“This bill violates this standard due to the vulnerable and medically fragile not being cared for with this new bill,” Sanders wrote. “They are put at risk and not safe in any school in Iowa.”

The complaints also accused senators of ignoring the guidance of health experts and stripping unvaccinated children of their right to safety.

A written response from Senate Majority Leader Jack Whitver, R-Ankeny, on behalf of the 29 GOP senators named in the complaints, asked the committee to dismiss the complaints.

“Absent an allegation of a conflict of interest, voting on legislation in the Iowa Senate does not constitute a violation of the Senate Code of Ethics,” Whitver’s response reads in part.

It also says the section of the Senate Code of Ethics dealing with disability discrimination is related to personnel matters and harassment prevention, not to the passage of legislation.

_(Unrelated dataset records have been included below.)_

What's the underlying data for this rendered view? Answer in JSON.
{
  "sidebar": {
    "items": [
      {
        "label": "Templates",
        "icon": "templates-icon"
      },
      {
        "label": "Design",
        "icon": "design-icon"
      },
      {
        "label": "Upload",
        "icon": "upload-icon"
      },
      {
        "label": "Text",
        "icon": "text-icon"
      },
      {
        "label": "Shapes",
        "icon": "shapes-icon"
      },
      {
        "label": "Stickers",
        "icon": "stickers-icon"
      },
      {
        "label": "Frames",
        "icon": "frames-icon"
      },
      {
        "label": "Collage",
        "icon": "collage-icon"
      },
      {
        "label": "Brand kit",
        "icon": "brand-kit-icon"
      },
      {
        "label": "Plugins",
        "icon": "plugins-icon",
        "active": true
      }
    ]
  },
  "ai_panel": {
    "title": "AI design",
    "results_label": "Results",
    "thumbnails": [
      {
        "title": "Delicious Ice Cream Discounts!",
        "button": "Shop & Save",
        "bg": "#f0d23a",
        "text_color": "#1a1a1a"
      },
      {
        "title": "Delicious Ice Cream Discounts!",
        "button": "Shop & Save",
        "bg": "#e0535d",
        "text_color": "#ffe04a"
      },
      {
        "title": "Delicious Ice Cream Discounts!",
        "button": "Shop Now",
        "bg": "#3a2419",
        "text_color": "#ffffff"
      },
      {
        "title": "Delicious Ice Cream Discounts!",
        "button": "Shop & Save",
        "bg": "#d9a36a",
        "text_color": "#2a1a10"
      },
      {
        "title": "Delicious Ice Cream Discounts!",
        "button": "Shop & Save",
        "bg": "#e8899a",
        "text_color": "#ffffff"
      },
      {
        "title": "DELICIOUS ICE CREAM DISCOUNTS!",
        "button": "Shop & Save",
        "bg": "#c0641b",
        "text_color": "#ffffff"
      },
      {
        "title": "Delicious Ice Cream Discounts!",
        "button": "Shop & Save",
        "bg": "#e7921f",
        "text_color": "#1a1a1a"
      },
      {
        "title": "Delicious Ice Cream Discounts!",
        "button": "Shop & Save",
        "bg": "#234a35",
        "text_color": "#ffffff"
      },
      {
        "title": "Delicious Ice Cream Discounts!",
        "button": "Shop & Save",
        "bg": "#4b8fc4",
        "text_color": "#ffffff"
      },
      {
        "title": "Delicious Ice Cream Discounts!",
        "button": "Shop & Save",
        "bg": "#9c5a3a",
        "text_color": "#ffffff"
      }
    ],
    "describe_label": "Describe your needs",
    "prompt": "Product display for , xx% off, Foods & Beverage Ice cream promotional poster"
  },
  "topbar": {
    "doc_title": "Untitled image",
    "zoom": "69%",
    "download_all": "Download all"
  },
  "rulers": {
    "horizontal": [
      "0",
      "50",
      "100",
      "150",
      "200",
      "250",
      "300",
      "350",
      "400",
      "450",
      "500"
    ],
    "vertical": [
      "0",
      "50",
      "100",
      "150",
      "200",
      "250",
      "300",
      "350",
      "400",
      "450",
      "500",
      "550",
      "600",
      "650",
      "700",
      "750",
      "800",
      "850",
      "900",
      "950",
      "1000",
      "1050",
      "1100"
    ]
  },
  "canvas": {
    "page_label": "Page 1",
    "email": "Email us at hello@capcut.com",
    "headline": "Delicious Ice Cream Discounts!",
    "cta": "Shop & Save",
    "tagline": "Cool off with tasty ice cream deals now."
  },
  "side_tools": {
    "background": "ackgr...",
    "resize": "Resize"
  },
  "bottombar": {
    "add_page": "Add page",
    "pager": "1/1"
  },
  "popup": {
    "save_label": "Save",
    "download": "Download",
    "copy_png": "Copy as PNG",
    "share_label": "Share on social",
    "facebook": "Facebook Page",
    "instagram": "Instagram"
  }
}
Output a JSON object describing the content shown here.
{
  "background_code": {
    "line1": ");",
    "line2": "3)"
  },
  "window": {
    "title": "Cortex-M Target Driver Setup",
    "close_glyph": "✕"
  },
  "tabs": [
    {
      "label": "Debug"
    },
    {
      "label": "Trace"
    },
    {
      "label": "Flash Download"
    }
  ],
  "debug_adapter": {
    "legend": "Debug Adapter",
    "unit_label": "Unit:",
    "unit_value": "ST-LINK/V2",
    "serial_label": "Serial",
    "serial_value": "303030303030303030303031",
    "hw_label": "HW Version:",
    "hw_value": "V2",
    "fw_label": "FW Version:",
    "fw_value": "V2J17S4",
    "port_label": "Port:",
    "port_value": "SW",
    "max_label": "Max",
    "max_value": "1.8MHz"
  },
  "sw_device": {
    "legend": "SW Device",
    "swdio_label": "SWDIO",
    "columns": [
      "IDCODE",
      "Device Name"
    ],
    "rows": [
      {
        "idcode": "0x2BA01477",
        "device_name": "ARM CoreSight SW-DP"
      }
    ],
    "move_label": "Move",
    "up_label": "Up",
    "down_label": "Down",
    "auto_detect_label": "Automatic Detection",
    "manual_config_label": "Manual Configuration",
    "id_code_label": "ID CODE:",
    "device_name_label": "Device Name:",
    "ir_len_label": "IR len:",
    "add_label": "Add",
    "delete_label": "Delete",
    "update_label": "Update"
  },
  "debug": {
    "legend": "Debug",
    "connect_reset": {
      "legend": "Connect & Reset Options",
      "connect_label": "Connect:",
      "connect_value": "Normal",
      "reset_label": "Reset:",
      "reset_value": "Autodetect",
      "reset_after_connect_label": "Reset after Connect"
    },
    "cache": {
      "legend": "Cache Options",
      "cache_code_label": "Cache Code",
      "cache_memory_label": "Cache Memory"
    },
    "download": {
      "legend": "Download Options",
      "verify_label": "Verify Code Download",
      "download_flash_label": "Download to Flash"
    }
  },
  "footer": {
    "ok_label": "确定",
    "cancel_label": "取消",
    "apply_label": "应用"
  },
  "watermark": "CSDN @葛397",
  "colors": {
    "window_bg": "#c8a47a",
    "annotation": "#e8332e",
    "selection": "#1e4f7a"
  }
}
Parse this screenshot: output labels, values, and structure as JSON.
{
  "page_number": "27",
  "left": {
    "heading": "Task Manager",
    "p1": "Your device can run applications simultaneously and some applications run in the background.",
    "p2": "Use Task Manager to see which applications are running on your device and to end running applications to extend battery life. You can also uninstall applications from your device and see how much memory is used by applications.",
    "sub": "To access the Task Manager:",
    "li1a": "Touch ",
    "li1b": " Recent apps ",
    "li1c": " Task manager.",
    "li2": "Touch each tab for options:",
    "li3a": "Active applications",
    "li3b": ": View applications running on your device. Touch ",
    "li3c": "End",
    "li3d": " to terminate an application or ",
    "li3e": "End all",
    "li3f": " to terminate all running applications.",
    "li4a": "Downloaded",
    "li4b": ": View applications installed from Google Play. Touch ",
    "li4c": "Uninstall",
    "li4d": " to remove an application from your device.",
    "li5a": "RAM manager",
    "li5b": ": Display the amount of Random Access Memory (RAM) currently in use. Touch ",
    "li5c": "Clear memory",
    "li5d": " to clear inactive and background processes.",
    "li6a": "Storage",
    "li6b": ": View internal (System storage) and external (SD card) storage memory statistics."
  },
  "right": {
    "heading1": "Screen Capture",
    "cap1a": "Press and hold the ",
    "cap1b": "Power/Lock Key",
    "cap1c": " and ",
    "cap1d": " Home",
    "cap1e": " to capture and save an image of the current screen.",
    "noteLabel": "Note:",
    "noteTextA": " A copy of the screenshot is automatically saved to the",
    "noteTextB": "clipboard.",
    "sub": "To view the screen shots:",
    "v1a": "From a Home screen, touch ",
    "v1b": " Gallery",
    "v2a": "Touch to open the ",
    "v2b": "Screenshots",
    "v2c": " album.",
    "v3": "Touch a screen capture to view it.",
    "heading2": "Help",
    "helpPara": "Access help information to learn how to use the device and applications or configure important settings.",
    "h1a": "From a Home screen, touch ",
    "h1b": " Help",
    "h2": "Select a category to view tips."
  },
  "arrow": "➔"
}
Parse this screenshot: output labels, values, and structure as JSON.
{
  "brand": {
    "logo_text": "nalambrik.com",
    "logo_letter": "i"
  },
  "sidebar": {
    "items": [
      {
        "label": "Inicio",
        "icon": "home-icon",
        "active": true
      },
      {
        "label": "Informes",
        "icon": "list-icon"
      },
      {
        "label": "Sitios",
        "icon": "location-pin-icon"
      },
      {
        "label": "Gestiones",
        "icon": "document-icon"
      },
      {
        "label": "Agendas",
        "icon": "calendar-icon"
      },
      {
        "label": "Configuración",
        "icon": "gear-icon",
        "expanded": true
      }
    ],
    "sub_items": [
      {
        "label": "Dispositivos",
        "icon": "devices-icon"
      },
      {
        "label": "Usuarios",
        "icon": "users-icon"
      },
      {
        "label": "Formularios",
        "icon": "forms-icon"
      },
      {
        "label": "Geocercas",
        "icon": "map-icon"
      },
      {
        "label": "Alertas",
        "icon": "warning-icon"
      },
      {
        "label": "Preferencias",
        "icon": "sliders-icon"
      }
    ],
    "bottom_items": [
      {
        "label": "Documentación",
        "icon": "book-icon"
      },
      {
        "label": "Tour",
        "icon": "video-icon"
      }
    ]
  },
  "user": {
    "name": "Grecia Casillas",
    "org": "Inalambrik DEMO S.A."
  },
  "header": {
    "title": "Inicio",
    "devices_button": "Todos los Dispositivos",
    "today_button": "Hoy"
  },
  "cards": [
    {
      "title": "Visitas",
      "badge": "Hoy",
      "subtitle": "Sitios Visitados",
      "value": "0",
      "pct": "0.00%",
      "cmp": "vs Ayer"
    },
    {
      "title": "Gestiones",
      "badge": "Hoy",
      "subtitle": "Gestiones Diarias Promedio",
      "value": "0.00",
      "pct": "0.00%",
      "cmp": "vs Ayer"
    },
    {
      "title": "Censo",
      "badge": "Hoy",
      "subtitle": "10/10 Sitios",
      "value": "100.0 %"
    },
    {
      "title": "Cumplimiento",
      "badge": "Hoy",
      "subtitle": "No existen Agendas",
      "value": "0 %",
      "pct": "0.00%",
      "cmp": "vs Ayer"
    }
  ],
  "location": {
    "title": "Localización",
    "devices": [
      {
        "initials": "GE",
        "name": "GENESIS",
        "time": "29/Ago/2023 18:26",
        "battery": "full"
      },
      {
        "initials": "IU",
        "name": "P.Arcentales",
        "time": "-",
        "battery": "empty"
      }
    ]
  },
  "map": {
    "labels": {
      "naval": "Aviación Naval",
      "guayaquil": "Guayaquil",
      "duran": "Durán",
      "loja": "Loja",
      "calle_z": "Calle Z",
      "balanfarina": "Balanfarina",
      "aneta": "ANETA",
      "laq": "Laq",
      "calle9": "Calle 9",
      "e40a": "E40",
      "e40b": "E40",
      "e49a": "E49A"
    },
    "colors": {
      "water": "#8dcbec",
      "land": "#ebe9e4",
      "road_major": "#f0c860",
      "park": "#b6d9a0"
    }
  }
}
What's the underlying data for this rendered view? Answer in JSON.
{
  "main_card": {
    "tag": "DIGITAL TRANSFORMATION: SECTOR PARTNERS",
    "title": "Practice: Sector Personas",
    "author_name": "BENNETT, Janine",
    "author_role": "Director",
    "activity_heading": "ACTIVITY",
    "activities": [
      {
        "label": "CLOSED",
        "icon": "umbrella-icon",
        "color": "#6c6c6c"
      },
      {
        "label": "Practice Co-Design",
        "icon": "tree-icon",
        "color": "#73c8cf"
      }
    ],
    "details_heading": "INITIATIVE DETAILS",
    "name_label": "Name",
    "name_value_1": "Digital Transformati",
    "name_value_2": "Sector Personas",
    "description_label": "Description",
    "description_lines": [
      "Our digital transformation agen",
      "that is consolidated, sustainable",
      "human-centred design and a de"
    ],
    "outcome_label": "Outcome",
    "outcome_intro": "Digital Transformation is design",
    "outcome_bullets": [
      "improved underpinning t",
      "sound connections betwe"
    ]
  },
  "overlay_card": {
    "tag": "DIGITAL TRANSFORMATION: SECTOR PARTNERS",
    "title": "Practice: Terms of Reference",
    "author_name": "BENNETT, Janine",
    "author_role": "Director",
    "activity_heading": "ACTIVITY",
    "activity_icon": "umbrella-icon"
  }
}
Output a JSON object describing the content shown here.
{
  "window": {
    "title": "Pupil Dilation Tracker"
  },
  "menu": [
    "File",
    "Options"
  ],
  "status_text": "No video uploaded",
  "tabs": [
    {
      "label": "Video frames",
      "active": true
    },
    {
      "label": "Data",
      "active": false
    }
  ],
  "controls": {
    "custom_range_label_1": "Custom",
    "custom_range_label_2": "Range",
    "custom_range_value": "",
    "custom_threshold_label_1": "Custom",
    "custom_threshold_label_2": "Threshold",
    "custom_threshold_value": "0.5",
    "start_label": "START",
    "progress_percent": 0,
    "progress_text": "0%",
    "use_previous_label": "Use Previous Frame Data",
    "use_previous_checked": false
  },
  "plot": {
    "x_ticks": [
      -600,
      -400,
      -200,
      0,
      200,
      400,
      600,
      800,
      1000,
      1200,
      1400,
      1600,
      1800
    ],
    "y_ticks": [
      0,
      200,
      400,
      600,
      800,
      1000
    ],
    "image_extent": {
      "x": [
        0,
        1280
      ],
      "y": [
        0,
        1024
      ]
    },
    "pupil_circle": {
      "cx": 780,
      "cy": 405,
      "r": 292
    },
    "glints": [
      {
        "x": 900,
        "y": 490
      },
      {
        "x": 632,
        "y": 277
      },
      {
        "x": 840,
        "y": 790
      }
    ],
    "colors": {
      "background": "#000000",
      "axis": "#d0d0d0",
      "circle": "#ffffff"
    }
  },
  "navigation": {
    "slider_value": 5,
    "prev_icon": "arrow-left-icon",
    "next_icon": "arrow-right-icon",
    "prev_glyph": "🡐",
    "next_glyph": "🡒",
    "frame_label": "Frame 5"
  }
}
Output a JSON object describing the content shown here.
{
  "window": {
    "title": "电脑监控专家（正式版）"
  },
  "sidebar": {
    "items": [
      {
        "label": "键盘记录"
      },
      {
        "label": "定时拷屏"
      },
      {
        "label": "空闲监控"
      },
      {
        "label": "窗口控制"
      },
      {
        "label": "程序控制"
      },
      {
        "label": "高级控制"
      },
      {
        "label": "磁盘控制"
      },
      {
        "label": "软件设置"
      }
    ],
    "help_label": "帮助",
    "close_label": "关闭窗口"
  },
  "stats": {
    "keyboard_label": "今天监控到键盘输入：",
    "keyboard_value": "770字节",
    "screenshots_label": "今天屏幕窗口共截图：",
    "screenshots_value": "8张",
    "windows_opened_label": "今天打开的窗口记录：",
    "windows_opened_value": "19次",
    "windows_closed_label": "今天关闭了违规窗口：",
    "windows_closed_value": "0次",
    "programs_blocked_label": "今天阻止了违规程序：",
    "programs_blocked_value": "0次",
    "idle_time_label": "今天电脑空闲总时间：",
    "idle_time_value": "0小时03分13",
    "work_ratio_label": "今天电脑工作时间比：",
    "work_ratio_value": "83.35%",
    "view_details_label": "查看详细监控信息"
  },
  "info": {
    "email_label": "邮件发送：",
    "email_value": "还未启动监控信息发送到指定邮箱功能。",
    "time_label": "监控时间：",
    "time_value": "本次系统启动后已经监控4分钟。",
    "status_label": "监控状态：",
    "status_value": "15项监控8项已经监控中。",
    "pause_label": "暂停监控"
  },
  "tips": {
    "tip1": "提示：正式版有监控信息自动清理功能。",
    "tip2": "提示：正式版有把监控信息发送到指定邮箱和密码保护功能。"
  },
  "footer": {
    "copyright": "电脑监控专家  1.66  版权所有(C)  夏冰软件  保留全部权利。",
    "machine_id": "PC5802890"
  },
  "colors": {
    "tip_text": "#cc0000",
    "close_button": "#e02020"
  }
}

No Republican senators talked about the complaints during the ethics committee meeting.

Sen. Pam Jochum, D-Dubuque, opposed the law and said she feels for parents who are concerned about their kids’ safety. But she agreed to dismiss the complaints.

“If this was an ethics committee issue, [if] the remedy for this was under the jurisdiction of this committee, I would be like a fly on honey right now,” Jochum said. “But unfortunately I believe the remedy really is in a court of law.”

On Monday afternoon, a federal court issued an order temporarily blockingthe ban on school mask mandates from being enforced. That means Iowa schools can now require mask-wearing whilethat legal challenge continues to play out in the federal court system.

Last week, in a separate lawsuit, a Polk County district court judge declined to temporarily block enforcement of the ban on school mask mandates.

The civil rights arm of the U.S. Department of Education has also opened an investigation in Iowa to determine whether the ban on school mask mandates violates the rights of students with disabilities.

Katarina Sostaric is IPR's State Government Reporter